How Many Professional Workers Can Ten Thousand Super Computers Supervise?

“A new supervising service called Humanoid launched today, backed by funding from Google Ventures. Humanoid will rent out armies of humans (they have 20,000 workers already signed up to start) for $4.99 per hour to develop software, supervised by an algorithm.”

Christie Nicholson, Google-backed robot overlords take over supervision of human workers, IBM SmartPlanet, November 2, 2011


“China has made its first supercomputer based on Chinese microprocessor chips, an advance that surprised high-performance computing specialists in the United States.

The Sunway system, which can perform about 1,000 trillion calculations per second — a petaflop — will probably rank among the 20 fastest computers in the world. More significantly, it is composed of 8,700 ShenWei SW1600 microprocessors, designed at a Chinese computer institute and manufactured in Shanghai.”

John Markoff, China Has Homemade Supercomputer Gain, New York Times, October 28, 2011


It is said that at some point accumulating quantitative change becomes a qualitative change — a spring rain lasting forty days and forty nights becomes something other than a rainy spring!  Has the world had its forty days and forty nights of global technological change? – if not, it has surely had at least thirty days and the pace of technological change is accelerating.  Imagine a world in which a hundred million people (working below the U.S. minimum wage and supervised by Humanoid and similar programs) are writing software code intended to displace professional workers in law, medicine, teaching, business management, consulting, and government.

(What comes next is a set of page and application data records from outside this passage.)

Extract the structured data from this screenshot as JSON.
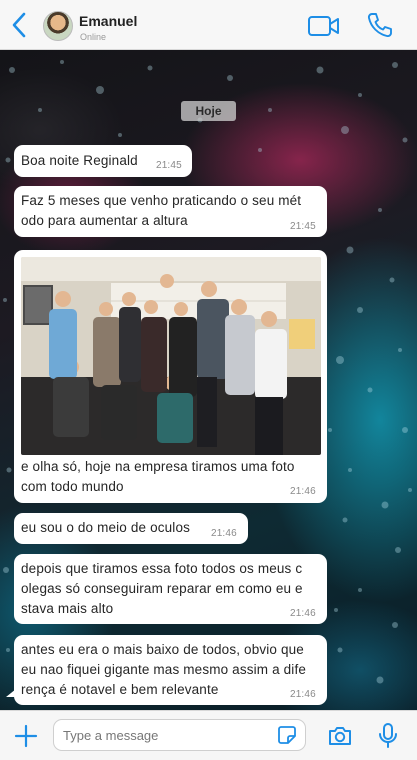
{
  "header": {
    "contact_name": "Emanuel",
    "contact_status": "Online",
    "icons": [
      "chevron-left-icon",
      "avatar",
      "video-camera-icon",
      "phone-icon"
    ]
  },
  "chat": {
    "date_label": "Hoje",
    "messages": [
      {
        "text_lines": [
          "Boa noite Reginald"
        ],
        "time": "21:45"
      },
      {
        "text_lines": [
          "Faz 5 meses que venho praticando o seu mét",
          "odo para aumentar a altura"
        ],
        "time": "21:45"
      },
      {
        "image": "group-photo",
        "text_lines": [
          "e olha só, hoje na empresa tiramos uma foto",
          "com todo mundo"
        ],
        "time": "21:46"
      },
      {
        "text_lines": [
          "eu sou o do meio de oculos"
        ],
        "time": "21:46"
      },
      {
        "text_lines": [
          "depois que tiramos essa foto todos os meus c",
          "olegas só conseguiram reparar em como eu e",
          "stava mais alto"
        ],
        "time": "21:46"
      },
      {
        "text_lines": [
          "antes eu era o mais baixo de todos, obvio que",
          "eu nao fiquei gigante mas mesmo assim a dife",
          "rença é notavel e bem relevante"
        ],
        "time": "21:46"
      }
    ]
  },
  "input_bar": {
    "placeholder": "Type a message",
    "icons": [
      "plus-icon",
      "sticker-icon",
      "camera-icon",
      "microphone-icon"
    ]
  },
  "colors": {
    "accent": "#1e8ee6",
    "bubble": "#ffffff",
    "time_text": "#8a8a8a"
  }
}
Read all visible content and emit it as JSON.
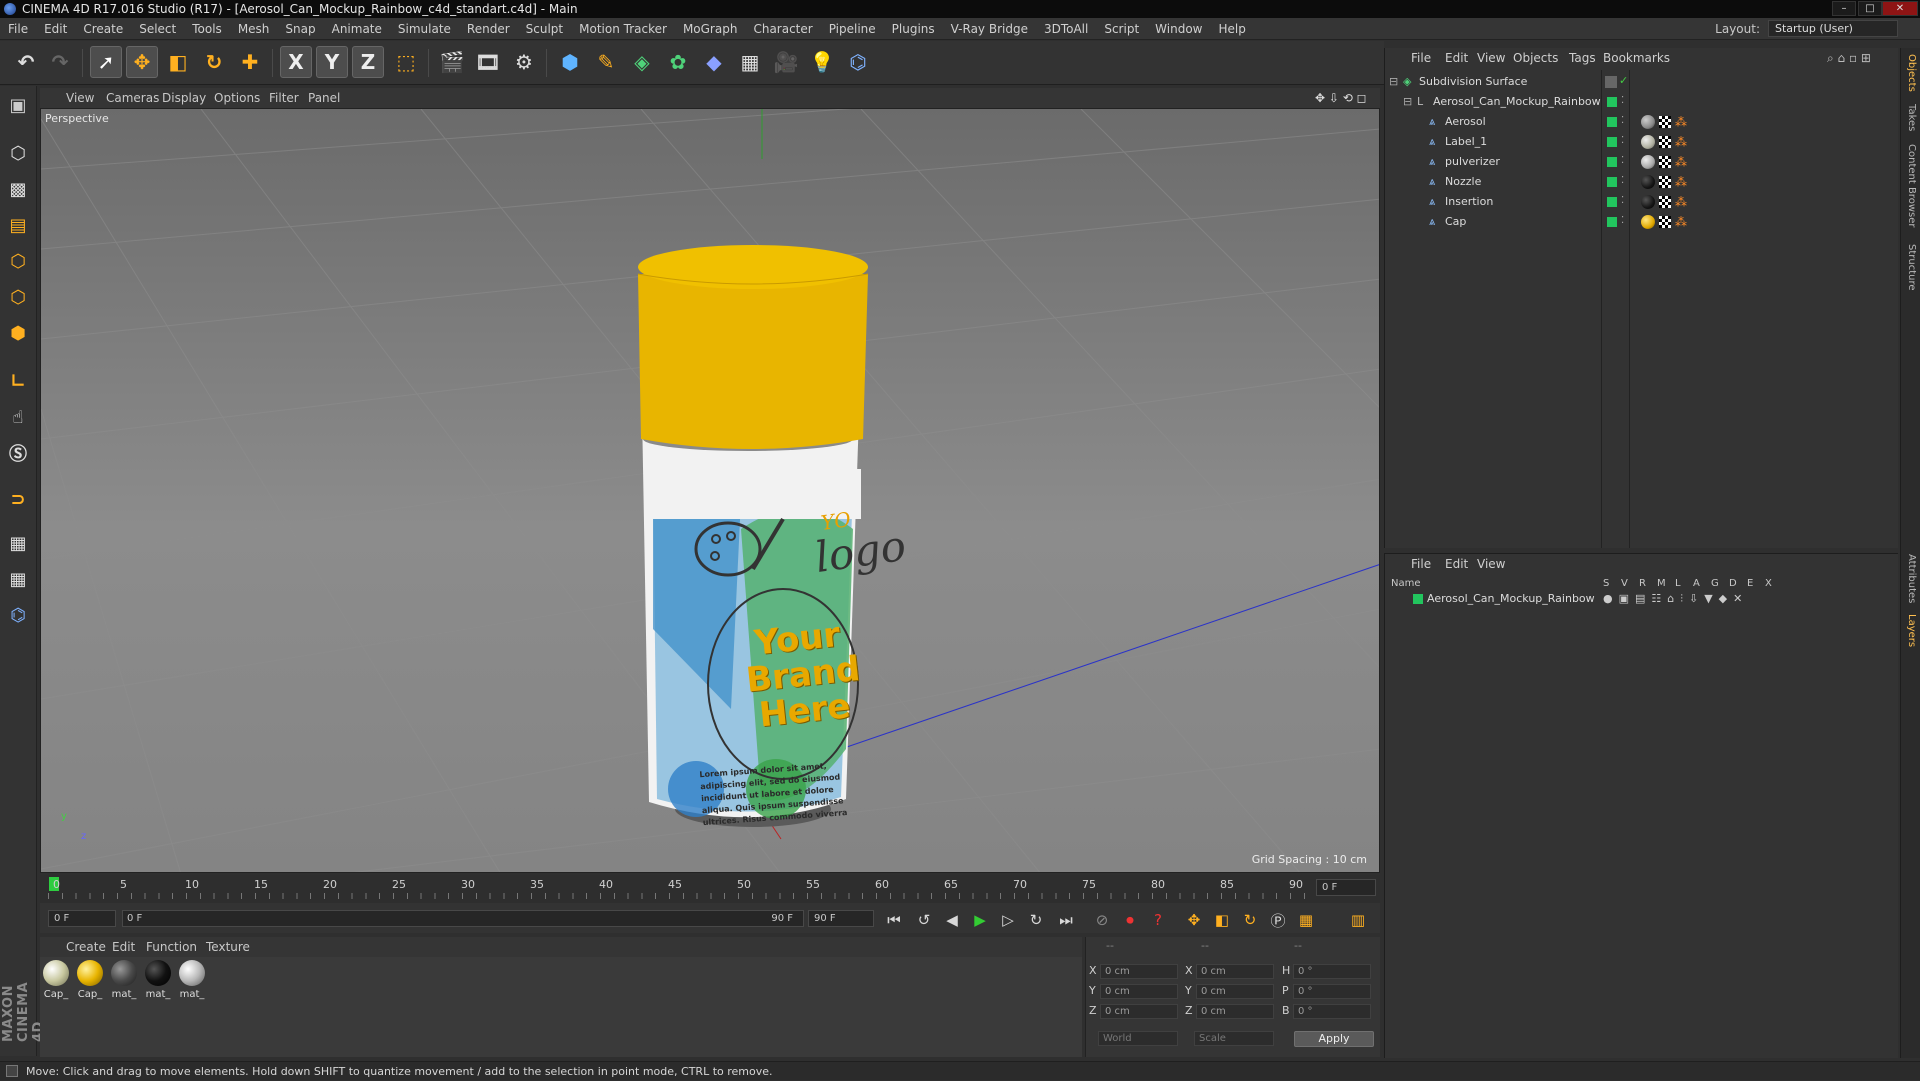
{
  "window": {
    "title": "CINEMA 4D R17.016 Studio (R17) - [Aerosol_Can_Mockup_Rainbow_c4d_standart.c4d] - Main",
    "controls": [
      "–",
      "□",
      "✕"
    ]
  },
  "menubar": {
    "items": [
      "File",
      "Edit",
      "Create",
      "Select",
      "Tools",
      "Mesh",
      "Snap",
      "Animate",
      "Simulate",
      "Render",
      "Sculpt",
      "Motion Tracker",
      "MoGraph",
      "Character",
      "Pipeline",
      "Plugins",
      "V-Ray Bridge",
      "3DToAll",
      "Script",
      "Window",
      "Help"
    ],
    "layout_label": "Layout:",
    "layout_value": "Startup (User)"
  },
  "toolbar": {
    "axis_x": "X",
    "axis_y": "Y",
    "axis_z": "Z"
  },
  "viewport": {
    "menu": [
      "View",
      "Cameras",
      "Display",
      "Options",
      "Filter",
      "Panel"
    ],
    "label": "Perspective",
    "grid_spacing": "Grid Spacing : 10 cm"
  },
  "can": {
    "logo_text": "logo",
    "logo_partial": "YO",
    "brand_line1": "Your",
    "brand_line2": "Brand",
    "brand_line3": "Here",
    "lorem": "Lorem ipsum dolor sit amet, adipiscing elit, sed do eiusmod incididunt ut labore et dolore aliqua. Quis ipsum suspendisse ultrices. Risus commodo viverra"
  },
  "timeline": {
    "ticks": [
      "0",
      "5",
      "10",
      "15",
      "20",
      "25",
      "30",
      "35",
      "40",
      "45",
      "50",
      "55",
      "60",
      "65",
      "70",
      "75",
      "80",
      "85",
      "90"
    ],
    "current_frame": "0 F",
    "start_field": "0 F",
    "range_start": "0 F",
    "range_end": "90 F",
    "end_field": "90 F"
  },
  "materials": {
    "menu": [
      "Create",
      "Edit",
      "Function",
      "Texture"
    ],
    "items": [
      {
        "name": "Cap_",
        "color": "#c8c8a0"
      },
      {
        "name": "Cap_",
        "color": "#e8b400"
      },
      {
        "name": "mat_",
        "color": "#4a4a4a"
      },
      {
        "name": "mat_",
        "color": "#111111"
      },
      {
        "name": "mat_",
        "color": "#b8b8b8"
      }
    ]
  },
  "coordinates": {
    "header": [
      "--",
      "--",
      "--"
    ],
    "rows": [
      {
        "a": "X",
        "av": "0 cm",
        "b": "X",
        "bv": "0 cm",
        "c": "H",
        "cv": "0 °"
      },
      {
        "a": "Y",
        "av": "0 cm",
        "b": "Y",
        "bv": "0 cm",
        "c": "P",
        "cv": "0 °"
      },
      {
        "a": "Z",
        "av": "0 cm",
        "b": "Z",
        "bv": "0 cm",
        "c": "B",
        "cv": "0 °"
      }
    ],
    "mode": "World",
    "transform": "Scale",
    "apply": "Apply"
  },
  "objects": {
    "menu": [
      "File",
      "Edit",
      "View",
      "Objects",
      "Tags",
      "Bookmarks"
    ],
    "tree": [
      {
        "name": "Subdivision Surface",
        "level": 0,
        "tag_color": ""
      },
      {
        "name": "Aerosol_Can_Mockup_Rainbow",
        "level": 1,
        "tag_color": ""
      },
      {
        "name": "Aerosol",
        "level": 2,
        "tag_color": "#8a8a8a"
      },
      {
        "name": "Label_1",
        "level": 2,
        "tag_color": "#b0b0a0"
      },
      {
        "name": "pulverizer",
        "level": 2,
        "tag_color": "#a8a8a8"
      },
      {
        "name": "Nozzle",
        "level": 2,
        "tag_color": "#151515"
      },
      {
        "name": "Insertion",
        "level": 2,
        "tag_color": "#151515"
      },
      {
        "name": "Cap",
        "level": 2,
        "tag_color": "#e0a800"
      }
    ]
  },
  "layers": {
    "menu": [
      "File",
      "Edit",
      "View"
    ],
    "columns": [
      "Name",
      "S",
      "V",
      "R",
      "M",
      "L",
      "A",
      "G",
      "D",
      "E",
      "X"
    ],
    "rows": [
      {
        "name": "Aerosol_Can_Mockup_Rainbow",
        "color": "#22c55e"
      }
    ]
  },
  "right_tabs": [
    "Objects",
    "Takes",
    "Content Browser",
    "Structure",
    "Attributes",
    "Layers"
  ],
  "maxon_logo": "MAXON CINEMA 4D",
  "status": "Move: Click and drag to move elements. Hold down SHIFT to quantize movement / add to the selection in point mode, CTRL to remove."
}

The core question for the 21st century is this: how will the world’s nations create socially legitimate entitlements to income in an era when only a minority of the world’s working-age people can obtain income through work and most of those who do work are paid less than a living wage?